═══ Records for this exercise ═══

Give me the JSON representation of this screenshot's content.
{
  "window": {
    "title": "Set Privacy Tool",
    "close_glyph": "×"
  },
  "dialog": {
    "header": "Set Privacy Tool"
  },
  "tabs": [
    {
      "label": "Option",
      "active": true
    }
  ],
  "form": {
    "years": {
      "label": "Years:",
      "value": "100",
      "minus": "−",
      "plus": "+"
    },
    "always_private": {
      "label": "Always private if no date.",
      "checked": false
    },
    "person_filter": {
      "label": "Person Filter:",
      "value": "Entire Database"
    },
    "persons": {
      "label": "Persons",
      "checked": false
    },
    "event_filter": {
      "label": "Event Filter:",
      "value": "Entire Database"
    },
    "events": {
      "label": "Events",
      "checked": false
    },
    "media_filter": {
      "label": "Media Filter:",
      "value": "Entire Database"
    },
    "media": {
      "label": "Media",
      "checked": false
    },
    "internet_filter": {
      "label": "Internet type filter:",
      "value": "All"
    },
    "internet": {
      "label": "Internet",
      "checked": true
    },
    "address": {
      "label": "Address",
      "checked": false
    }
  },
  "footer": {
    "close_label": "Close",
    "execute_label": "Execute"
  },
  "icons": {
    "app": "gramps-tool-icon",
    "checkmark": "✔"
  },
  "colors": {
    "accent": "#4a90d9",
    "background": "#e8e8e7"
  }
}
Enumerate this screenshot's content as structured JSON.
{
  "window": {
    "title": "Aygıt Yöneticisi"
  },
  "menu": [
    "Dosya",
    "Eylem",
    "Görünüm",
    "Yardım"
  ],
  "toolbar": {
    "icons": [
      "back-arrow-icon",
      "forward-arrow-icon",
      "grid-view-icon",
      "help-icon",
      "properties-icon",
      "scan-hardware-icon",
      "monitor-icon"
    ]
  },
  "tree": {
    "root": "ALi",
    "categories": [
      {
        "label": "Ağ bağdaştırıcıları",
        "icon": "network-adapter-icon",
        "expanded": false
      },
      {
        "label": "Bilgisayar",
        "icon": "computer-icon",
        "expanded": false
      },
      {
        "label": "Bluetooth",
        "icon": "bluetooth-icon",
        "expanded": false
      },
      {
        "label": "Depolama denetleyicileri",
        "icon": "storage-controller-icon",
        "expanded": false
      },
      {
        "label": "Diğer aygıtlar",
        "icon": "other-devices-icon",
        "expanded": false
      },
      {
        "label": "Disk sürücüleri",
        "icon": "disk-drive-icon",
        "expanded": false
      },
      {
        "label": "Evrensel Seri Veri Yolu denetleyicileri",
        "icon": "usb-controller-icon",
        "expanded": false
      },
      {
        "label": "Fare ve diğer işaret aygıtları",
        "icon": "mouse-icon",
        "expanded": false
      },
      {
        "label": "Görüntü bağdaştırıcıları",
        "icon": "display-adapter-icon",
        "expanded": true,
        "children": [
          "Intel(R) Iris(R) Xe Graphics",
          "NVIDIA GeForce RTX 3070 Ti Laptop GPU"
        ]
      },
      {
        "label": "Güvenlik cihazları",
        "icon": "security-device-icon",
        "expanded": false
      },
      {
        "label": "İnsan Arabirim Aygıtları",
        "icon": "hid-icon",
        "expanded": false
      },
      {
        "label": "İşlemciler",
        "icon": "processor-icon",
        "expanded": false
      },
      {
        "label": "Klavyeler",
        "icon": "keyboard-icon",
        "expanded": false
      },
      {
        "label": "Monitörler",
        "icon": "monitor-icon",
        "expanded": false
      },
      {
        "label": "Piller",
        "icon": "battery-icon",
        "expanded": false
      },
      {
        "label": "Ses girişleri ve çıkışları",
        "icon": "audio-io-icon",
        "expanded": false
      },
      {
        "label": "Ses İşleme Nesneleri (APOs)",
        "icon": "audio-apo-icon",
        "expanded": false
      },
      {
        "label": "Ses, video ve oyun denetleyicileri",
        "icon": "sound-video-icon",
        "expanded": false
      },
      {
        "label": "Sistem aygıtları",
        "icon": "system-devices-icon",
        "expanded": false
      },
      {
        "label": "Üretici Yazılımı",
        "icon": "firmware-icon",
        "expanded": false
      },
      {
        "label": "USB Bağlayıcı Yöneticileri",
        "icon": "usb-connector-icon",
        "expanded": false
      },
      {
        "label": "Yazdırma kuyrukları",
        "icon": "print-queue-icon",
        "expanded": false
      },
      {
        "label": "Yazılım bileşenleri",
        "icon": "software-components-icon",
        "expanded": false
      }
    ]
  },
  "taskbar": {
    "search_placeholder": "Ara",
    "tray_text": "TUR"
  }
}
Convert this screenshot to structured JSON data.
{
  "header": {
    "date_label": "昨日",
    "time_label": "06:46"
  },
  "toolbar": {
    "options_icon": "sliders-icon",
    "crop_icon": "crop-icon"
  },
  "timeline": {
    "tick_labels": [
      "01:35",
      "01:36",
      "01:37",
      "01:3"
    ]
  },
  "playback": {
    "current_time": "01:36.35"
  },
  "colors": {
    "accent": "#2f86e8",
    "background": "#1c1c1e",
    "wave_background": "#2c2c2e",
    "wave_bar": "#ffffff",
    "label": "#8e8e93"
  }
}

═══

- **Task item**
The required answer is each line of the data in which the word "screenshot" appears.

- **Answer section**
Give me the JSON representation of this screenshot's content.
Enumerate this screenshot's content as structured JSON.
Convert this screenshot to structured JSON data.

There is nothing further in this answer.